• _Task to carry out_
Please return every line in the entries below with the word "취향설정을" in it.

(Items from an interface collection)
********

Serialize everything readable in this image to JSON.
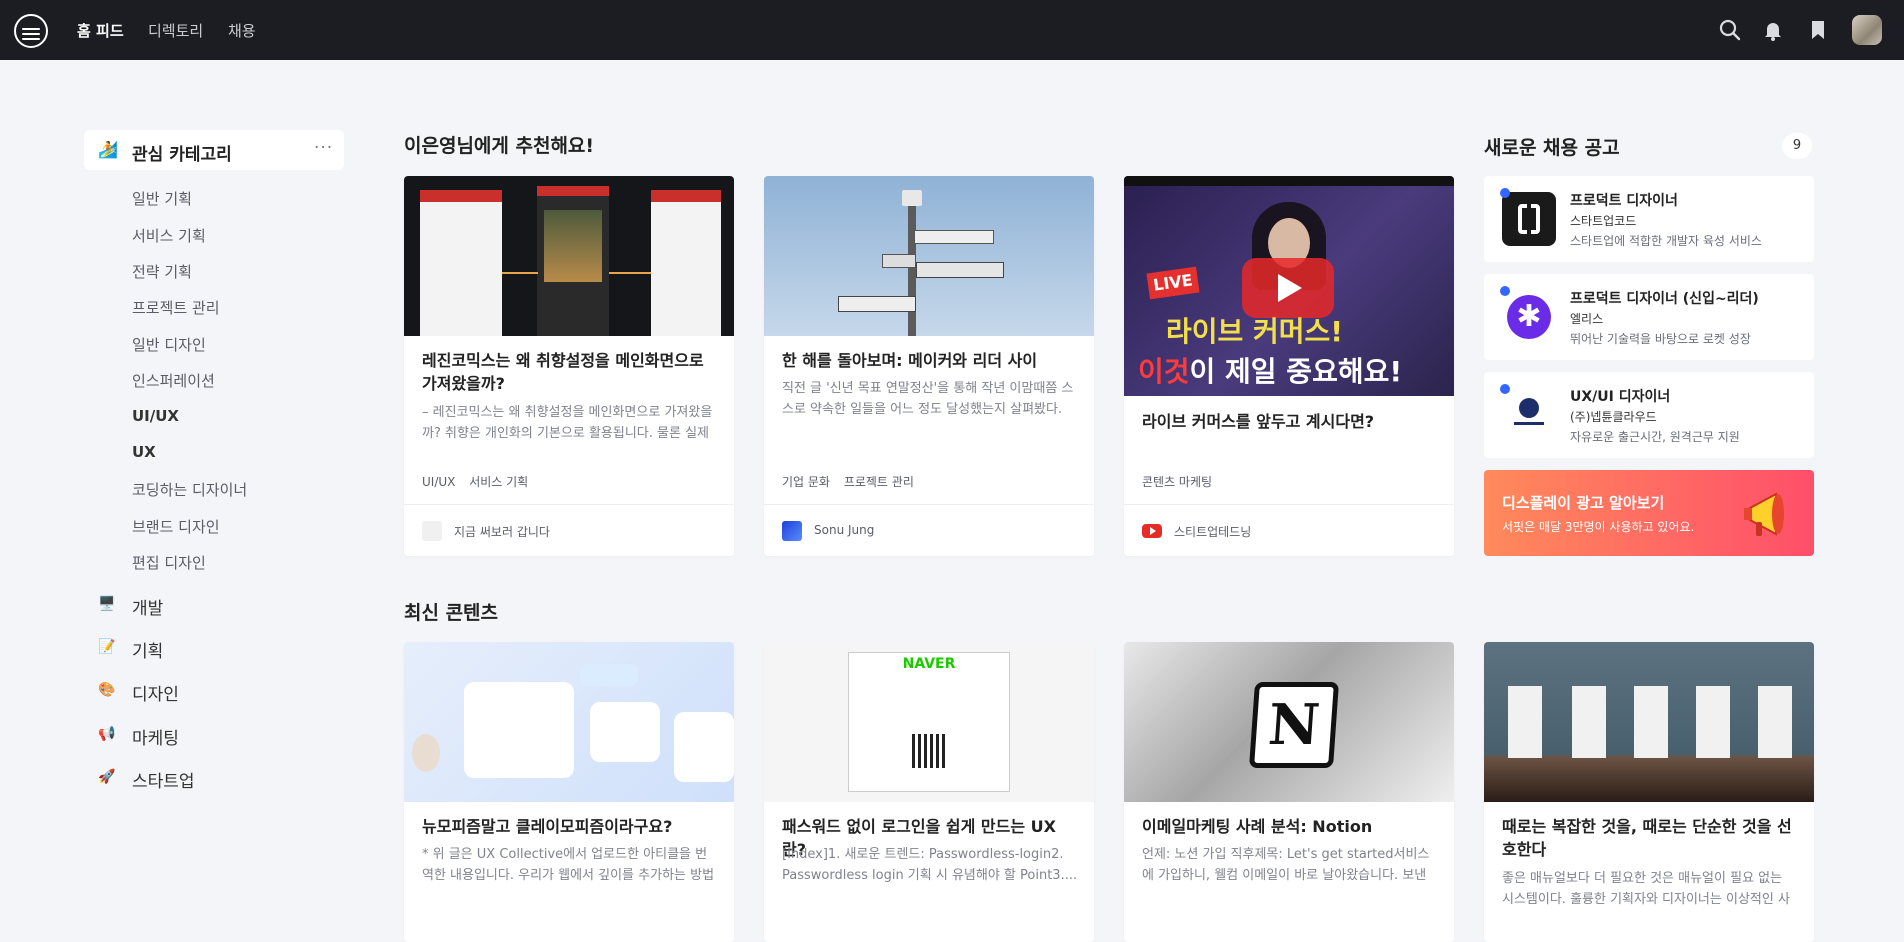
{
  "nav": {
    "links": [
      "홈 피드",
      "디렉토리",
      "채용"
    ],
    "icons": [
      "search-icon",
      "bell-icon",
      "bookmark-icon"
    ]
  },
  "sidebar": {
    "header": {
      "emoji": "🏄",
      "title": "관심 카테고리",
      "more": "···"
    },
    "sub_items": [
      "일반 기획",
      "서비스 기획",
      "전략 기획",
      "프로젝트 관리",
      "일반 디자인",
      "인스퍼레이션",
      "UI/UX",
      "UX",
      "코딩하는 디자이너",
      "브랜드 디자인",
      "편집 디자인"
    ],
    "categories": [
      {
        "icon": "🖥️",
        "label": "개발"
      },
      {
        "icon": "📝",
        "label": "기획"
      },
      {
        "icon": "🎨",
        "label": "디자인"
      },
      {
        "icon": "📢",
        "label": "마케팅"
      },
      {
        "icon": "🚀",
        "label": "스타트업"
      }
    ]
  },
  "recommended": {
    "title": "이은영님에게 추천해요!",
    "cards": [
      {
        "title": "레진코믹스는 왜 취향설정을 메인화면으로 가져왔을까?",
        "desc": "– 레진코믹스는 왜 취향설정을 메인화면으로 가져왔을까? 취향은 개인화의 기본으로 활용됩니다. 물론 실제 ...",
        "tags": [
          "UI/UX",
          "서비스 기획"
        ],
        "footer": "지금 써보러 갑니다"
      },
      {
        "title": "한 해를 돌아보며: 메이커와 리더 사이",
        "desc": "직전 글 '신년 목표 연말정산'을 통해 작년 이맘때쯤 스스로 약속한 일들을 어느 정도 달성했는지 살펴봤다. 그 ...",
        "tags": [
          "기업 문화",
          "프로젝트 관리"
        ],
        "footer": "Sonu Jung"
      },
      {
        "title": "라이브 커머스를 앞두고 계시다면?",
        "desc": "",
        "tags": [
          "콘텐츠 마케팅"
        ],
        "footer": "스티트업테드닝",
        "thumb_text": {
          "top": "라이브 커머스!",
          "bottom_red": "이것",
          "bottom_white": "이 제일 중요해요!",
          "live": "LIVE"
        }
      }
    ]
  },
  "latest": {
    "title": "최신 콘텐츠",
    "cards": [
      {
        "title": "뉴모피즘말고 클레이모피즘이라구요?",
        "desc": "* 위 글은 UX Collective에서 업로드한 아티클을 번역한 내용입니다. 우리가 웹에서 깊이를 추가하는 방법사..."
      },
      {
        "title": "패스워드 없이 로그인을 쉽게 만드는 UX란?",
        "desc": "[Index]1. 새로운 트렌드: Passwordless-login2. Passwordless login 기획 시 유념해야 할 Point3....",
        "thumb_text": "NAVER"
      },
      {
        "title": "이메일마케팅 사례 분석: Notion",
        "desc": "언제: 노션 가입 직후제목: Let's get started서비스에 가입하니, 웰컴 이메일이 바로 날아왔습니다. 보낸 이..."
      },
      {
        "title": "때로는 복잡한 것을, 때로는 단순한 것을 선호한다",
        "desc": "좋은 매뉴얼보다 더 필요한 것은 매뉴얼이 필요 없는 시스템이다. 훌륭한 기획자와 디자이너는 이상적인 사용..."
      }
    ]
  },
  "jobs": {
    "title": "새로운 채용 공고",
    "count": "9",
    "items": [
      {
        "title": "프로덕트 디자이너",
        "company": "스타트업코드",
        "desc": "스타트업에 적합한 개발자 육성 서비스"
      },
      {
        "title": "프로덕트 디자이너 (신입~리더)",
        "company": "엘리스",
        "desc": "뛰어난 기술력을 바탕으로 로켓 성장"
      },
      {
        "title": "UX/UI 디자이너",
        "company": "(주)넵튠클라우드",
        "desc": "자유로운 출근시간, 원격근무 지원"
      }
    ],
    "ad": {
      "title": "디스플레이 광고 알아보기",
      "desc": "서핏은 매달 3만명이 사용하고 있어요."
    }
  },
  "colors": {
    "nav_bg": "#1c1d22",
    "page_bg": "#f4f5f8",
    "accent_blue": "#3366ff",
    "ad_start": "#ff8a5b",
    "ad_end": "#ff4f6a"
  }
}
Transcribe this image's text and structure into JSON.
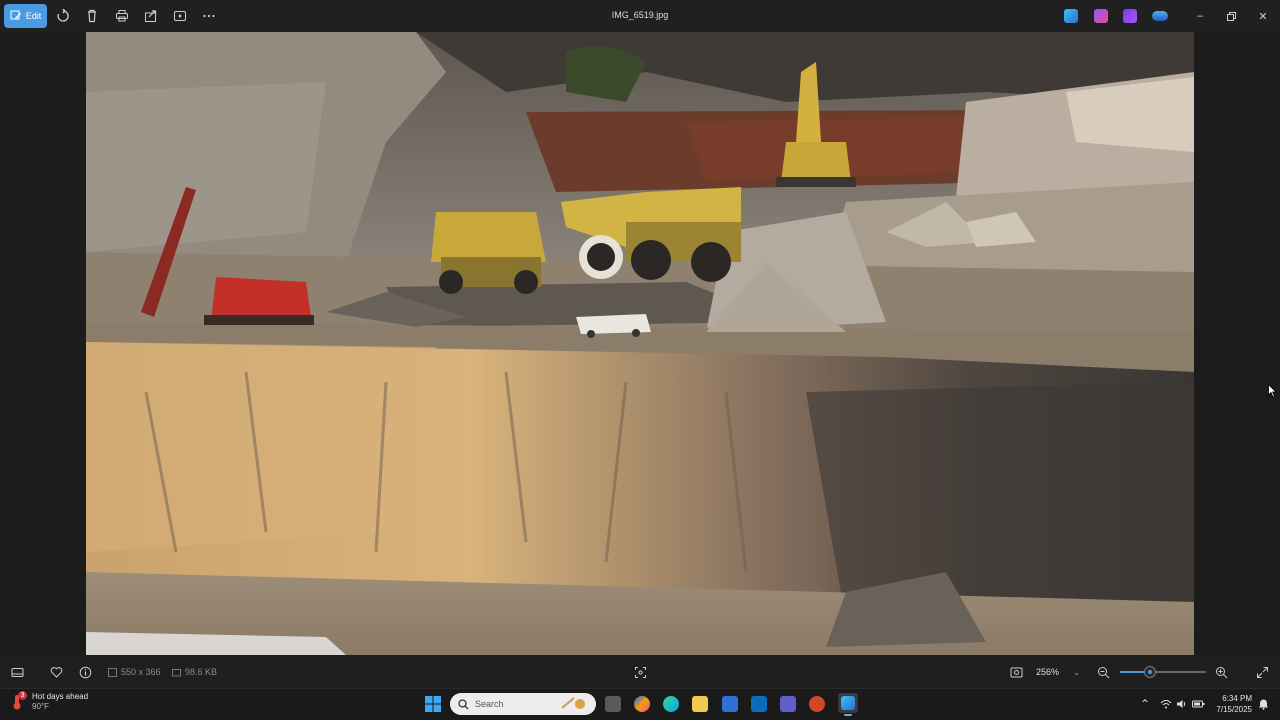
{
  "toolbar": {
    "edit_label": "Edit",
    "icons": [
      "rotate-icon",
      "delete-icon",
      "print-icon",
      "share-icon",
      "slideshow-icon",
      "more-icon"
    ]
  },
  "window": {
    "title": "IMG_6519.jpg",
    "app_icons": [
      "designer-icon",
      "clipchamp-icon",
      "copilot-icon",
      "onedrive-icon"
    ],
    "controls": [
      "minimize-icon",
      "restore-icon",
      "close-icon"
    ]
  },
  "photo": {
    "subject": "open-pit mine with haul trucks, excavator, drill rig and pickup truck"
  },
  "bottombar": {
    "dimensions": "550 x 366",
    "file_size": "98.6 KB",
    "zoom_label": "256%",
    "zoom_fraction": 0.35
  },
  "taskbar": {
    "weather_title": "Hot days ahead",
    "weather_temp": "90°F",
    "weather_badge": "3",
    "search_placeholder": "Search",
    "time": "6:34 PM",
    "date": "7/15/2025"
  },
  "colors": {
    "accent": "#4a9ce2",
    "chrome": "#202020",
    "taskbar": "#1a1a1a"
  }
}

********

• _Answer section_
        "title": "레진코믹스는 왜 취향설정을 메인화면으로 가져왔을까?",
        "desc": "– 레진코믹스는 왜 취향설정을 메인화면으로 가져왔을까? 취향은 개인화의 기본으로 활용됩니다. 물론 실제 ...",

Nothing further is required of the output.